**Exercise description**
If a line in the records below contains the word "JSON", return that line.

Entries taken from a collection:
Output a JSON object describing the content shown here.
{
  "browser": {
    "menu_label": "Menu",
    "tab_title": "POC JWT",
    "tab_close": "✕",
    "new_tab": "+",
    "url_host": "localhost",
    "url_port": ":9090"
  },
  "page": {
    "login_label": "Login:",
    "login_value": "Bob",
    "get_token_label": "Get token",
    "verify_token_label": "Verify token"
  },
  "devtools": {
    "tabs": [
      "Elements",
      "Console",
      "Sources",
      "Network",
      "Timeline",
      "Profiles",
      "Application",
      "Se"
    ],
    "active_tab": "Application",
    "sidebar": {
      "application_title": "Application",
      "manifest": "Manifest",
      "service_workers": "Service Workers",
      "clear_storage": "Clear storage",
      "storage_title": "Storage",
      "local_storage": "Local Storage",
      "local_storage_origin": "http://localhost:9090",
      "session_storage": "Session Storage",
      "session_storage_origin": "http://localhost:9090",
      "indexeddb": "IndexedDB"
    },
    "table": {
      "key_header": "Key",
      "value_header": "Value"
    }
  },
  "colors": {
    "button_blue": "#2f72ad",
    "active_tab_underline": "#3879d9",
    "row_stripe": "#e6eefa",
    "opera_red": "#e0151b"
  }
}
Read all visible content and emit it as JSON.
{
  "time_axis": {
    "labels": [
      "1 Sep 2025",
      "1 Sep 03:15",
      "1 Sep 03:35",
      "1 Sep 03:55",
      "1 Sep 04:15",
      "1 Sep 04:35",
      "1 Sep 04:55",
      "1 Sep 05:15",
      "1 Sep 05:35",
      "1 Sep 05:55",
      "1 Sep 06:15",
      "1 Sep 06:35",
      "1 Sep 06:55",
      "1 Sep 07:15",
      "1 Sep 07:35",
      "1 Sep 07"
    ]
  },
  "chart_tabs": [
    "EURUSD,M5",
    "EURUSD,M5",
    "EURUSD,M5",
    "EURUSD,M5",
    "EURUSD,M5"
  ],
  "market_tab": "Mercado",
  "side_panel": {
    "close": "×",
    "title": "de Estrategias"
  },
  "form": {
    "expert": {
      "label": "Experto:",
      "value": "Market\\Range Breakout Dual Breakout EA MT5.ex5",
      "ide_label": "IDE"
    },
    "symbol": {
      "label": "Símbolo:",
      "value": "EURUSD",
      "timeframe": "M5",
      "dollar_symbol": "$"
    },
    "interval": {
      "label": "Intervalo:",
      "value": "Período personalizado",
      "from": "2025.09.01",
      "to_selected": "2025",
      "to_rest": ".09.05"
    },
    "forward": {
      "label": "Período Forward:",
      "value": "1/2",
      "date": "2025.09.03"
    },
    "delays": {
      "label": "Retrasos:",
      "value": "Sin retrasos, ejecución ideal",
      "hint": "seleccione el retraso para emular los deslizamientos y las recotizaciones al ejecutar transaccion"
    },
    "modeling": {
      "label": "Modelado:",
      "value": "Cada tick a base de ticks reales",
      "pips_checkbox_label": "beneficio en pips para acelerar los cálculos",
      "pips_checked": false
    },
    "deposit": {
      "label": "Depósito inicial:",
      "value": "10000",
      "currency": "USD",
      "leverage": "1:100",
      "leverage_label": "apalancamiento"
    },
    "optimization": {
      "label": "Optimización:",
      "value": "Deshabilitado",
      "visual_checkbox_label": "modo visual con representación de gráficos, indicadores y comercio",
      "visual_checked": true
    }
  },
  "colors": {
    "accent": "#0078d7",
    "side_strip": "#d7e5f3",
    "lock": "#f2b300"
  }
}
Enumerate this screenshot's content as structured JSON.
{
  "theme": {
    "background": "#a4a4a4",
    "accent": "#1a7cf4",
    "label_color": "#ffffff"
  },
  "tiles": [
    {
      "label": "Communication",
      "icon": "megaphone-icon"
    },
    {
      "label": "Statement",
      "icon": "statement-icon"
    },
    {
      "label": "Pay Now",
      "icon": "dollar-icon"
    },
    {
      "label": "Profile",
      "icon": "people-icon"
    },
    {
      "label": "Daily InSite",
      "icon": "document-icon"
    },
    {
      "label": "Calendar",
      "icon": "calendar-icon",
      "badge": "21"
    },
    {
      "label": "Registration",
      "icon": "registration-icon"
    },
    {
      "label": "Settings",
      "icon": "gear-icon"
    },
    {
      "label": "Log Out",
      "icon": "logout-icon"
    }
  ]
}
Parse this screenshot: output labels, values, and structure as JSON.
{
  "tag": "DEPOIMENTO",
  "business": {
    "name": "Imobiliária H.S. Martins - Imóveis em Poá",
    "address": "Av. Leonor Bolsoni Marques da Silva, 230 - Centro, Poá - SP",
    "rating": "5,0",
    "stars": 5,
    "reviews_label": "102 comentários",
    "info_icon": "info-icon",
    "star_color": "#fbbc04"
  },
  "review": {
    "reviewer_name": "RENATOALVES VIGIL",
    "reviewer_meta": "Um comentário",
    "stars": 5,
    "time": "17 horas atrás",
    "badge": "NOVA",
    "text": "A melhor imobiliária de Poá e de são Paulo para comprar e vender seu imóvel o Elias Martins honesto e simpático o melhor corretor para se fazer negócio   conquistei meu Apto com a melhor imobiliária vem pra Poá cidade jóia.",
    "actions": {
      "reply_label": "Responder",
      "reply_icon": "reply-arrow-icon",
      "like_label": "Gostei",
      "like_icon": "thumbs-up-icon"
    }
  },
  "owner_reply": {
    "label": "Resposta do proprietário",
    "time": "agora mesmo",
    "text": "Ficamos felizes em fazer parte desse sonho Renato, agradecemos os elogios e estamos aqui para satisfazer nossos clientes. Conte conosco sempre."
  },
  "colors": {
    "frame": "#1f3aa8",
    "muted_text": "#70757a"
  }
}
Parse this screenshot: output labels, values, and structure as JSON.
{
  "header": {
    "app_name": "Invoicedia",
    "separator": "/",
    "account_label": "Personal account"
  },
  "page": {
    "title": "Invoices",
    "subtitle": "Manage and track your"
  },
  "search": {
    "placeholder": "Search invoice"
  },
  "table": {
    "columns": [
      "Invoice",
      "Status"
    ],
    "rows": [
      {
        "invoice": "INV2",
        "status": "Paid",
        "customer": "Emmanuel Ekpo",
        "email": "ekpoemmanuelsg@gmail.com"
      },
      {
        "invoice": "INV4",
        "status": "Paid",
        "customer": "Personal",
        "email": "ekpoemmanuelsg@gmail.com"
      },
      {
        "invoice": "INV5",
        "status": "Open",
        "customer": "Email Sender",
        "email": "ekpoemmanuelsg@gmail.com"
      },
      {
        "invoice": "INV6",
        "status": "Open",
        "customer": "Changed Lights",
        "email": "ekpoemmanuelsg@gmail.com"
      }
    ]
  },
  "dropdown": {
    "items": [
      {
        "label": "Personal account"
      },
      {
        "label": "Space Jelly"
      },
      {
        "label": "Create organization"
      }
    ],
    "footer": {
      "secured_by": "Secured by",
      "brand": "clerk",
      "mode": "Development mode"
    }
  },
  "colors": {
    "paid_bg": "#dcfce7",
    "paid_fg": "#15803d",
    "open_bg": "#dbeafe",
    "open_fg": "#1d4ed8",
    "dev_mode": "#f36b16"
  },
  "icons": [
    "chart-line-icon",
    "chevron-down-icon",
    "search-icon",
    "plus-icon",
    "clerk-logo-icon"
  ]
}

**Expected answer**
Output a JSON object describing the content shown here.
Read all visible content and emit it as JSON.
Enumerate this screenshot's content as structured JSON.
Parse this screenshot: output labels, values, and structure as JSON.
Parse this screenshot: output labels, values, and structure as JSON.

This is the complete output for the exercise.